Case Presentation: Autoimmune encephalitides comprise a rapidly evolving group of immune-mediated disorders characterized by inflammation of the brain parenchyma. Patients with this disorder manifest a wide spectrum of neurological and psychiatric presentations developing over days to months. One sub-type is anti-NMDAR-encephalitis, which is characterized by complex neuropsychiatric features and the presence of IgG antibodies against the NR1 subunit of the NMDA receptors in the CNS. We present an unusual case of anti-NMDAR-encephalitis that involved repetitive focal seizures with profound speech apraxia.An 18-year-old female presented to our ED with increasingly unusual spells and a loss of ability to speak. Three months prior, patient had her first seizure with loss of consciousness. Three weeks earlier, she developed spells of involuntary mouth opening and forced vocalization lasting 10-20 seconds. Three days earlier she had lost her ability to speak. Her family noted decreased appetite and episodes of agitation. 10-days earlier she was admitted to another institution where video EEG monitoring was negative for epileptiform discharges with a final diagnosis of psychogenic nonepileptic attacks. In our emergency department, she was witnessed to have numerous spells of slow mouth opening associated with forced nonverbal vocalization and subtle facial twitching. On exam, she could not vocalize words yet her comprehension and ability to express herself with writing were preserved. The neurology team suspected anti-NMDAR-encephalitis. She was started on high-dose methylprednisolone and IV levetiracetam. Brain MRI showed multiple cortical areas of restricted diffusion involving especially frontal premotor cortices and insula. Video EEG captured many of her clinical events that were not associated with epileptiform discharges. Asymmetric slow activity was noted in the temporal regions. Lacosamide was added on the second day with complete cessation of seizures. A lumbar puncture was performed with CSF analysis showing an elevated WBC count of 15 and positive CSF oligoclonal bands. Despite seizure control, she continued to have significant speech apraxia and recurrent episodes of agitation. She developed subtle orofacial dyskinesia and transient fever. IVIG was initiated with a good response and gradual improvement of speech and behavior. After 2 weeks the patient was discharged home with outpatient follow-up with a neuroimmunologist. One week later, her autoimmune encephalitis panel in the serum and CSF were both positive for NMDA-receptor antibodies.

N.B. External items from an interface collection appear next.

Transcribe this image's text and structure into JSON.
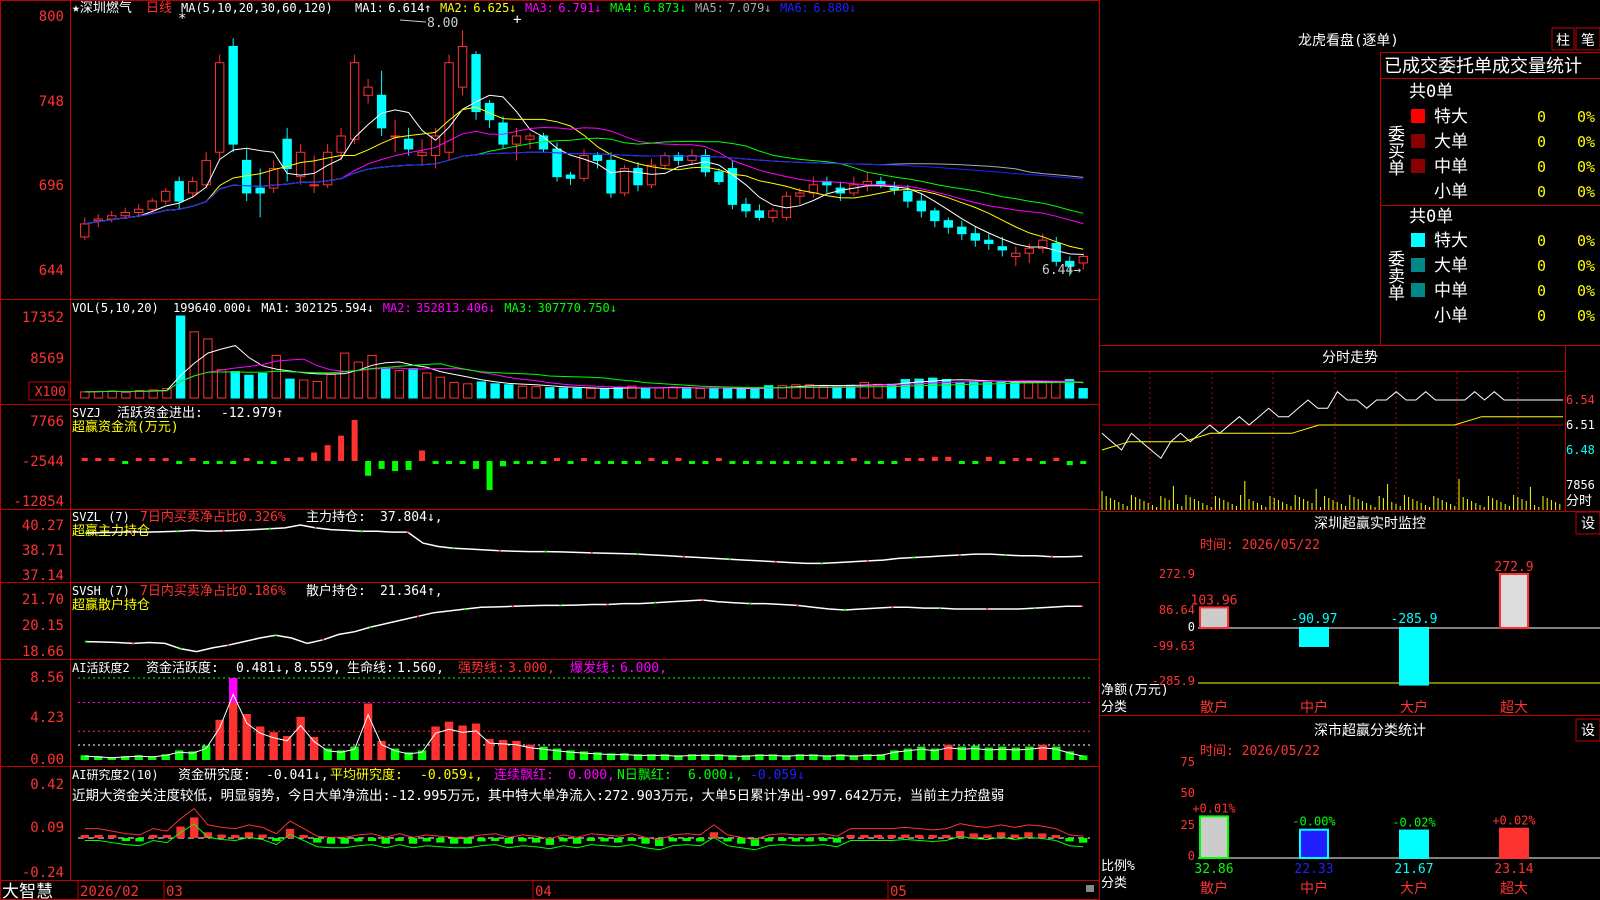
{
  "colors": {
    "up": "#ff3232",
    "down": "#00ffff",
    "grid": "#c00000",
    "white": "#ffffff",
    "yellow": "#ffff00",
    "magenta": "#ff00ff",
    "green": "#00ff00",
    "blue": "#2020ff",
    "gray": "#aaaaaa"
  },
  "main": {
    "title": "★深圳燃气",
    "period": "日线",
    "ma_params": "MA(5,10,20,30,60,120)",
    "ma_values": [
      {
        "label": "MA1:",
        "value": "6.614↑",
        "color": "#ffffff"
      },
      {
        "label": "MA2:",
        "value": "6.625↓",
        "color": "#ffff00"
      },
      {
        "label": "MA3:",
        "value": "6.791↓",
        "color": "#ff00ff"
      },
      {
        "label": "MA4:",
        "value": "6.873↓",
        "color": "#00ff00"
      },
      {
        "label": "MA5:",
        "value": "7.079↓",
        "color": "#aaaaaa"
      },
      {
        "label": "MA6:",
        "value": "6.880↓",
        "color": "#2020ff"
      }
    ],
    "y_ticks": [
      "800",
      "748",
      "696",
      "644"
    ],
    "high_label": "8.00",
    "low_label": "6.44→",
    "star_marks": [
      "*",
      "+"
    ]
  },
  "vol": {
    "title": "VOL(5,10,20)",
    "values": [
      {
        "label": "",
        "value": "199640.000↓",
        "color": "#ffffff"
      },
      {
        "label": "MA1:",
        "value": "302125.594↓",
        "color": "#ffffff"
      },
      {
        "label": "MA2:",
        "value": "352813.406↓",
        "color": "#ff00ff"
      },
      {
        "label": "MA3:",
        "value": "307770.750↓",
        "color": "#00ff00"
      }
    ],
    "y_ticks": [
      "17352",
      "8569"
    ],
    "unit": "X100"
  },
  "svzj": {
    "title": "SVZJ",
    "label1": "活跃资金进出:",
    "value1": "-12.979↑",
    "subtitle": "超赢资金流(万元)",
    "y_ticks": [
      "7766",
      "-2544",
      "-12854"
    ]
  },
  "svzl": {
    "title": "SVZL (7)",
    "pct_text": "7日内买卖净占比0.326%",
    "label": "主力持仓:",
    "value": "37.804↓,",
    "subtitle": "超赢主力持仓",
    "y_ticks": [
      "40.27",
      "38.71",
      "37.14"
    ]
  },
  "svsh": {
    "title": "SVSH (7)",
    "pct_text": "7日内买卖净占比0.186%",
    "label": "散户持仓:",
    "value": "21.364↑,",
    "subtitle": "超赢散户持仓",
    "y_ticks": [
      "21.70",
      "20.15",
      "18.66"
    ]
  },
  "ai1": {
    "title": "AI活跃度2",
    "label1": "资金活跃度:",
    "value1": "0.481↓,",
    "value2": "8.559,",
    "label3": "生命线:",
    "value3": "1.560,",
    "label4": "强势线:",
    "value4": "3.000,",
    "label5": "爆发线:",
    "value5": "6.000,",
    "y_ticks": [
      "8.56",
      "4.23",
      "0.00"
    ]
  },
  "ai2": {
    "title": "AI研究度2(10)",
    "label1": "资金研究度:",
    "value1": "-0.041↓,",
    "label2": "平均研究度:",
    "value2": "-0.059↓,",
    "label3": "连续飘红:",
    "value3": "0.000,",
    "label4": "N日飘红:",
    "value4": "6.000↓,",
    "value5": "-0.059↓",
    "comment": "近期大资金关注度较低，明显弱势，今日大单净流出:-12.995万元，其中特大单净流入:272.903万元，大单5日累计净出-997.642万元，当前主力控盘弱",
    "y_ticks": [
      "0.42",
      "0.09",
      "-0.24"
    ]
  },
  "xaxis": {
    "brand": "大智慧",
    "labels": [
      "2026/02",
      "03",
      "04",
      "05"
    ]
  },
  "right": {
    "dragon_title": "龙虎看盘(逐单)",
    "btn1": "柱",
    "btn2": "笔",
    "stats_title": "已成交委托单成交量统计",
    "buy_side": "委买单",
    "sell_side": "委卖单",
    "buy_total": "共0单",
    "sell_total": "共0单",
    "rows": [
      {
        "name": "特大",
        "count": "0",
        "pct": "0%"
      },
      {
        "name": "大单",
        "count": "0",
        "pct": "0%"
      },
      {
        "name": "中单",
        "count": "0",
        "pct": "0%"
      },
      {
        "name": "小单",
        "count": "0",
        "pct": "0%"
      }
    ],
    "intraday_title": "分时走势",
    "intraday_ticks": [
      "6.54",
      "6.51",
      "6.48"
    ],
    "intraday_vol": "7856",
    "intraday_foot": "分时",
    "monitor_title": "深圳超赢实时监控",
    "monitor_set": "设",
    "monitor_time": "时间: 2026/05/22",
    "monitor_ticks": [
      "272.9",
      "86.64",
      "0",
      "-99.63",
      "-285.9"
    ],
    "monitor_unit": "净额(万元)",
    "monitor_cat": "分类",
    "class_title": "深市超赢分类统计",
    "class_set": "设",
    "class_time": "时间: 2026/05/22",
    "class_ticks": [
      "75",
      "50",
      "25",
      "0"
    ],
    "class_unit": "比例%",
    "class_cat": "分类"
  },
  "chart_data": [
    {
      "type": "candlestick",
      "title": "深圳燃气 日线",
      "ylim": [
        6.3,
        8.05
      ],
      "ohlc": [
        [
          6.68,
          6.8,
          6.66,
          6.76
        ],
        [
          6.78,
          6.82,
          6.74,
          6.79
        ],
        [
          6.79,
          6.84,
          6.77,
          6.81
        ],
        [
          6.81,
          6.86,
          6.79,
          6.83
        ],
        [
          6.83,
          6.88,
          6.8,
          6.85
        ],
        [
          6.85,
          6.92,
          6.83,
          6.9
        ],
        [
          6.9,
          6.98,
          6.88,
          6.96
        ],
        [
          7.02,
          7.05,
          6.85,
          6.9
        ],
        [
          6.95,
          7.05,
          6.92,
          7.02
        ],
        [
          7.0,
          7.2,
          6.98,
          7.15
        ],
        [
          7.2,
          7.8,
          7.15,
          7.75
        ],
        [
          7.85,
          7.9,
          7.2,
          7.25
        ],
        [
          7.15,
          7.22,
          6.9,
          6.95
        ],
        [
          6.98,
          7.1,
          6.8,
          6.95
        ],
        [
          6.98,
          7.15,
          6.95,
          7.1
        ],
        [
          7.28,
          7.35,
          7.02,
          7.1
        ],
        [
          7.05,
          7.25,
          7.0,
          7.2
        ],
        [
          7.0,
          7.18,
          6.95,
          7.0
        ],
        [
          7.0,
          7.25,
          6.98,
          7.2
        ],
        [
          7.2,
          7.35,
          7.15,
          7.3
        ],
        [
          7.28,
          7.8,
          7.25,
          7.75
        ],
        [
          7.55,
          7.65,
          7.5,
          7.6
        ],
        [
          7.55,
          7.7,
          7.3,
          7.35
        ],
        [
          7.3,
          7.4,
          7.2,
          7.3
        ],
        [
          7.28,
          7.35,
          7.18,
          7.22
        ],
        [
          7.18,
          7.28,
          7.12,
          7.2
        ],
        [
          7.18,
          7.35,
          7.1,
          7.3
        ],
        [
          7.2,
          7.8,
          7.15,
          7.75
        ],
        [
          7.6,
          7.95,
          7.55,
          7.85
        ],
        [
          7.8,
          7.82,
          7.4,
          7.45
        ],
        [
          7.5,
          7.52,
          7.35,
          7.4
        ],
        [
          7.38,
          7.42,
          7.22,
          7.25
        ],
        [
          7.25,
          7.35,
          7.15,
          7.3
        ],
        [
          7.28,
          7.32,
          7.22,
          7.3
        ],
        [
          7.3,
          7.32,
          7.2,
          7.22
        ],
        [
          7.22,
          7.26,
          7.02,
          7.05
        ],
        [
          7.06,
          7.08,
          7.0,
          7.04
        ],
        [
          7.04,
          7.22,
          7.02,
          7.18
        ],
        [
          7.18,
          7.2,
          7.1,
          7.15
        ],
        [
          7.15,
          7.2,
          6.92,
          6.95
        ],
        [
          6.95,
          7.12,
          6.93,
          7.1
        ],
        [
          7.1,
          7.14,
          6.96,
          7.0
        ],
        [
          7.0,
          7.16,
          6.98,
          7.12
        ],
        [
          7.12,
          7.2,
          7.1,
          7.18
        ],
        [
          7.18,
          7.2,
          7.12,
          7.15
        ],
        [
          7.15,
          7.22,
          7.12,
          7.18
        ],
        [
          7.18,
          7.22,
          7.05,
          7.08
        ],
        [
          7.08,
          7.1,
          7.0,
          7.02
        ],
        [
          7.1,
          7.15,
          6.85,
          6.88
        ],
        [
          6.88,
          6.92,
          6.8,
          6.84
        ],
        [
          6.84,
          6.88,
          6.78,
          6.8
        ],
        [
          6.8,
          6.86,
          6.77,
          6.84
        ],
        [
          6.8,
          6.96,
          6.78,
          6.93
        ],
        [
          6.93,
          6.98,
          6.88,
          6.95
        ],
        [
          6.95,
          7.05,
          6.92,
          7.0
        ],
        [
          7.02,
          7.05,
          6.95,
          7.0
        ],
        [
          6.98,
          7.02,
          6.9,
          6.95
        ],
        [
          6.95,
          7.05,
          6.93,
          7.0
        ],
        [
          7.0,
          7.08,
          6.96,
          7.02
        ],
        [
          7.02,
          7.05,
          6.98,
          7.0
        ],
        [
          6.98,
          7.02,
          6.94,
          6.97
        ],
        [
          6.96,
          7.0,
          6.86,
          6.9
        ],
        [
          6.9,
          6.95,
          6.8,
          6.84
        ],
        [
          6.84,
          6.86,
          6.74,
          6.78
        ],
        [
          6.78,
          6.8,
          6.7,
          6.74
        ],
        [
          6.74,
          6.78,
          6.66,
          6.7
        ],
        [
          6.7,
          6.74,
          6.62,
          6.66
        ],
        [
          6.66,
          6.7,
          6.6,
          6.64
        ],
        [
          6.62,
          6.68,
          6.56,
          6.6
        ],
        [
          6.56,
          6.62,
          6.5,
          6.58
        ],
        [
          6.58,
          6.64,
          6.52,
          6.61
        ],
        [
          6.61,
          6.7,
          6.58,
          6.66
        ],
        [
          6.64,
          6.68,
          6.5,
          6.53
        ],
        [
          6.53,
          6.56,
          6.44,
          6.5
        ],
        [
          6.52,
          6.58,
          6.48,
          6.56
        ]
      ]
    },
    {
      "type": "bar",
      "title": "VOL(5,10,20)",
      "unit": "X100",
      "values": [
        1300,
        1400,
        1500,
        1200,
        1600,
        1700,
        2000,
        17352,
        14000,
        12500,
        6000,
        5600,
        4800,
        5200,
        9000,
        4000,
        3800,
        3500,
        5000,
        9500,
        7600,
        9000,
        6200,
        5800,
        6200,
        5300,
        4400,
        3300,
        3000,
        3400,
        3000,
        2800,
        2500,
        2400,
        2200,
        2100,
        2000,
        2000,
        1900,
        2300,
        2500,
        2000,
        2100,
        2300,
        2200,
        2000,
        2100,
        1900,
        1900,
        2000,
        2600,
        2600,
        2800,
        2800,
        2500,
        2400,
        2700,
        3300,
        2900,
        2900,
        3900,
        4000,
        4200,
        3900,
        3300,
        3500,
        3300,
        3600,
        3400,
        3200,
        3500,
        3500,
        3900,
        1996
      ]
    },
    {
      "type": "bar",
      "title": "超赢资金流(万元)",
      "values": [
        0,
        0,
        50,
        -100,
        80,
        60,
        50,
        -200,
        300,
        -400,
        -300,
        -200,
        300,
        -250,
        -200,
        280,
        700,
        1600,
        3000,
        4800,
        7766,
        -2800,
        -1500,
        -1900,
        -1700,
        2000,
        -200,
        -350,
        -100,
        -1500,
        -5500,
        -1000,
        -300,
        -600,
        -300,
        500,
        -400,
        200,
        -300,
        -200,
        -200,
        -300,
        100,
        -250,
        600,
        -350,
        -150,
        500,
        -400,
        -300,
        -600,
        -500,
        -200,
        -300,
        -400,
        -200,
        -100,
        200,
        -300,
        -100,
        -50,
        300,
        500,
        800,
        800,
        -200,
        -500,
        800,
        -400,
        500,
        400,
        -400,
        600,
        -800,
        -300
      ]
    },
    {
      "type": "line",
      "title": "超赢主力持仓",
      "ylim": [
        37.14,
        40.27
      ],
      "values": [
        39.8,
        39.82,
        39.84,
        39.86,
        39.85,
        39.87,
        39.9,
        39.95,
        39.9,
        39.92,
        39.95,
        40.0,
        40.05,
        40.1,
        40.27,
        40.1,
        40.0,
        39.95,
        39.9,
        39.9,
        39.85,
        39.85,
        39.2,
        39.0,
        38.9,
        38.85,
        38.8,
        38.75,
        38.72,
        38.7,
        38.7,
        38.68,
        38.65,
        38.62,
        38.6,
        38.58,
        38.55,
        38.5,
        38.45,
        38.4,
        38.35,
        38.3,
        38.25,
        38.2,
        38.15,
        38.1,
        38.05,
        38.0,
        38.0,
        38.05,
        38.1,
        38.15,
        38.2,
        38.3,
        38.35,
        38.4,
        38.45,
        38.5,
        38.55,
        38.55,
        38.5,
        38.45,
        38.45,
        38.4,
        38.4,
        38.42
      ]
    },
    {
      "type": "line",
      "title": "超赢散户持仓",
      "ylim": [
        18.66,
        21.7
      ],
      "values": [
        19.4,
        19.38,
        19.35,
        19.3,
        19.35,
        19.3,
        19.0,
        18.85,
        19.05,
        19.2,
        19.4,
        19.6,
        19.75,
        19.6,
        19.3,
        19.5,
        19.8,
        19.95,
        20.2,
        20.4,
        20.6,
        20.8,
        21.0,
        21.1,
        21.2,
        21.3,
        21.32,
        21.35,
        21.38,
        21.4,
        21.4,
        21.42,
        21.45,
        21.45,
        21.5,
        21.5,
        21.55,
        21.6,
        21.65,
        21.7,
        21.6,
        21.55,
        21.5,
        21.5,
        21.45,
        21.4,
        21.3,
        21.2,
        21.15,
        21.2,
        21.25,
        21.3,
        21.3,
        21.25,
        21.25,
        21.2,
        21.2,
        21.2,
        21.2,
        21.2,
        21.25,
        21.3,
        21.35,
        21.36
      ]
    },
    {
      "type": "bar",
      "title": "AI活跃度2",
      "ylim": [
        0,
        8.56
      ],
      "values": [
        0.5,
        0.4,
        0.3,
        0.4,
        0.5,
        0.4,
        0.6,
        1.0,
        0.9,
        1.5,
        4.2,
        8.56,
        4.8,
        3.5,
        2.9,
        2.5,
        4.5,
        2.4,
        1.2,
        1.0,
        1.4,
        5.9,
        2.0,
        1.2,
        0.8,
        1.0,
        3.5,
        4.0,
        3.6,
        3.8,
        2.2,
        2.1,
        2.0,
        1.6,
        1.4,
        1.2,
        1.0,
        0.9,
        0.8,
        0.7,
        0.7,
        0.6,
        0.6,
        0.6,
        0.5,
        0.6,
        0.6,
        0.6,
        0.5,
        0.5,
        0.6,
        0.6,
        0.5,
        0.6,
        0.6,
        0.5,
        0.6,
        0.5,
        0.6,
        0.6,
        1.0,
        1.2,
        1.4,
        1.2,
        1.6,
        1.4,
        1.5,
        1.3,
        1.4,
        1.3,
        1.4,
        1.6,
        1.4,
        0.9,
        0.481
      ],
      "lines": {
        "生命线": 1.56,
        "强势线": 3.0,
        "爆发线": 6.0
      }
    },
    {
      "type": "bar",
      "title": "AI研究度2(10)",
      "ylim": [
        -0.24,
        0.42
      ],
      "values": [
        0.02,
        0.02,
        0.0,
        -0.02,
        -0.03,
        0.02,
        0.0,
        0.1,
        0.18,
        0.05,
        0.03,
        0.02,
        0.05,
        0.03,
        -0.02,
        0.08,
        0.02,
        -0.04,
        -0.05,
        -0.05,
        -0.03,
        -0.02,
        -0.05,
        -0.02,
        -0.05,
        -0.03,
        -0.04,
        -0.05,
        -0.05,
        -0.03,
        -0.02,
        -0.05,
        -0.03,
        -0.04,
        -0.06,
        -0.03,
        -0.05,
        -0.02,
        -0.03,
        -0.04,
        -0.02,
        -0.05,
        -0.07,
        -0.03,
        -0.02,
        -0.03,
        0.05,
        -0.03,
        -0.05,
        -0.07,
        -0.03,
        -0.02,
        -0.03,
        -0.03,
        -0.02,
        -0.04,
        0.02,
        0.02,
        0.02,
        0.02,
        0.03,
        0.02,
        0.01,
        0.02,
        0.06,
        0.04,
        0.03,
        0.05,
        0.03,
        0.05,
        0.04,
        0.02,
        -0.03,
        -0.041
      ],
      "avg_line": -0.059
    },
    {
      "type": "line",
      "title": "分时走势",
      "ylim": [
        6.45,
        6.56
      ],
      "values": [
        6.5,
        6.49,
        6.48,
        6.5,
        6.49,
        6.48,
        6.47,
        6.49,
        6.5,
        6.49,
        6.5,
        6.51,
        6.5,
        6.51,
        6.52,
        6.51,
        6.52,
        6.53,
        6.52,
        6.52,
        6.53,
        6.54,
        6.53,
        6.53,
        6.55,
        6.54,
        6.54,
        6.53,
        6.54,
        6.54,
        6.55,
        6.54,
        6.54,
        6.55,
        6.54,
        6.54,
        6.54,
        6.54,
        6.55,
        6.54,
        6.55,
        6.54,
        6.54,
        6.54,
        6.54,
        6.54,
        6.54,
        6.54
      ],
      "avg_line": [
        6.48,
        6.49,
        6.49,
        6.49,
        6.5,
        6.5,
        6.5,
        6.5,
        6.51,
        6.51,
        6.51,
        6.51,
        6.51,
        6.51,
        6.52,
        6.52,
        6.52,
        6.52
      ]
    },
    {
      "type": "bar",
      "title": "深圳超赢实时监控",
      "categories": [
        "散户",
        "中户",
        "大户",
        "超大"
      ],
      "values": [
        103.96,
        -90.97,
        -285.9,
        272.9
      ],
      "ylim": [
        -285.9,
        272.9
      ]
    },
    {
      "type": "bar",
      "title": "深市超赢分类统计",
      "categories": [
        "散户",
        "中户",
        "大户",
        "超大"
      ],
      "values": [
        32.86,
        22.33,
        21.67,
        23.14
      ],
      "changes": [
        "+0.01%",
        "-0.00%",
        "-0.02%",
        "+0.02%"
      ],
      "ylim": [
        0,
        75
      ]
    }
  ]
}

Discussion: Due to its wide spectrum of neuropsychiatric symptoms, anti-NMDAR-encephalitis is difficult to accurately diagnose and treat. In our case, the patient’s seizure and speech apraxia were atypical, which led to the initial misdiagnosis of psychogenic nonepileptic attacks. Anti-NMDAR-encephalitis should be suspected in patients who present with new-onset seizures and rapidly progressive cognitive decline. Though antibodies against NMDA-receptor would help confirm the diagnosis, results can take several weeks. If left untreated, patients can have severe, progressive neurologic deterioration and possibly death. Patients with suspected anti-NMDAR-encephalitis should immediately start therapy based on clinical presentation.

Conclusions: In conclusion, patients with anti-NMDAR-encephalitis require early recognition and prompt treatment, even prior to confirmatory laboratory results, to result in excellent outcomes.